Safety and security are essential aspects to consider when traveling to any country, including Uzbekistan. While Uzbekistan is generally considered safe for travelers, it's still essential to take certain precautions to ensure a smooth and trouble-free experience. Here are some safety tips and emergency information for Uzbekistan:
General Safety Tips:
Be aware of your surroundings and exercise common sense, especially in crowded places and tourist areas.
Avoid displaying signs of wealth, such as expensive jewelry, large amounts of cash, or flashy electronic devices.
Use official and licensed taxis or ride-hailing apps for transportation within cities.
Keep your belongings secure and be cautious of pickpockets, especially in crowded places and public transportation.
Respect local customs and traditions, as well as the laws and regulations of the country.
Health and Medical Facilities:
Have comprehensive travel insurance that covers medical emergencies and medical evacuation.
Bring necessary medications and any prescribed medical supplies with you.

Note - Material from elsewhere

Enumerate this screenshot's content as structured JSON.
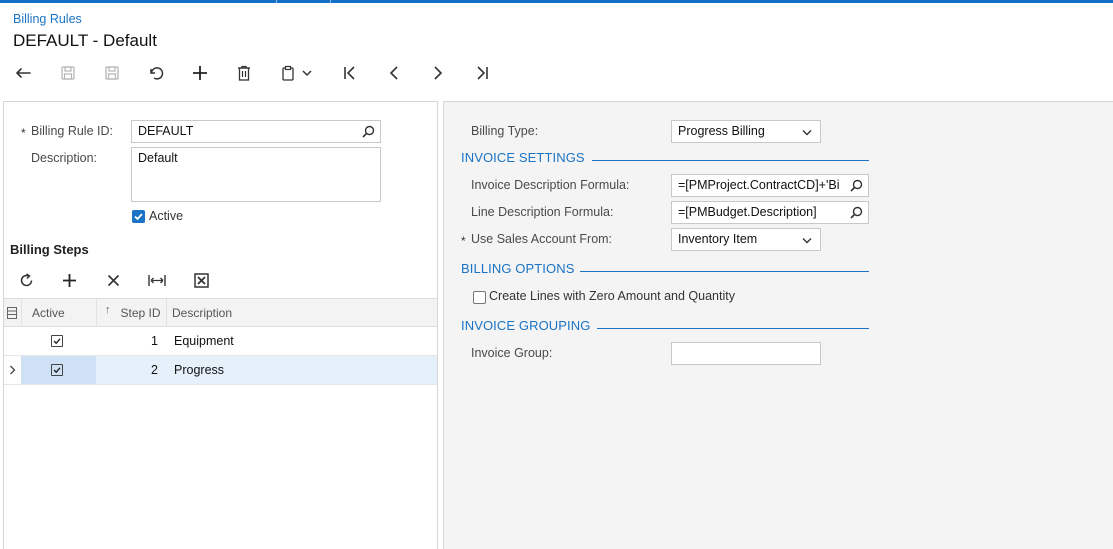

Seek medical assistance from reputable clinics and hospitals in case of illness or injury.
Violent crime is relatively low in Uzbekistan, but petty theft and scams can occur, particularly in tourist areas.
Be cautious when using ATMs, and protect your PIN while making transactions.
Avoid poorly lit and deserted areas, especially at night.
Emergency Numbers in Uzbekistan:
Police: 102
Ambulance: 103
Fire Department: 101
Political and Social Unrest:
Stay informed about the current political and social situation in Uzbekistan before and during your visit.
Avoid participating in political demonstrations or gatherings.
Natural Disasters:
Uzbekistan is susceptible to seismic activity, so be aware of earthquake safety measures.
Respect Local Laws and Customs:
Abide by local laws, regulations, and customs. It's essential to be respectful of the local culture and traditions.
Always stay informed about the current safety situation and check travel advisories issued by your country's government before traveling to Uzbekistan. By being vigilant and taking necessary precautions, you can have a safe and enjoyable experience in this beautiful Central Asian country.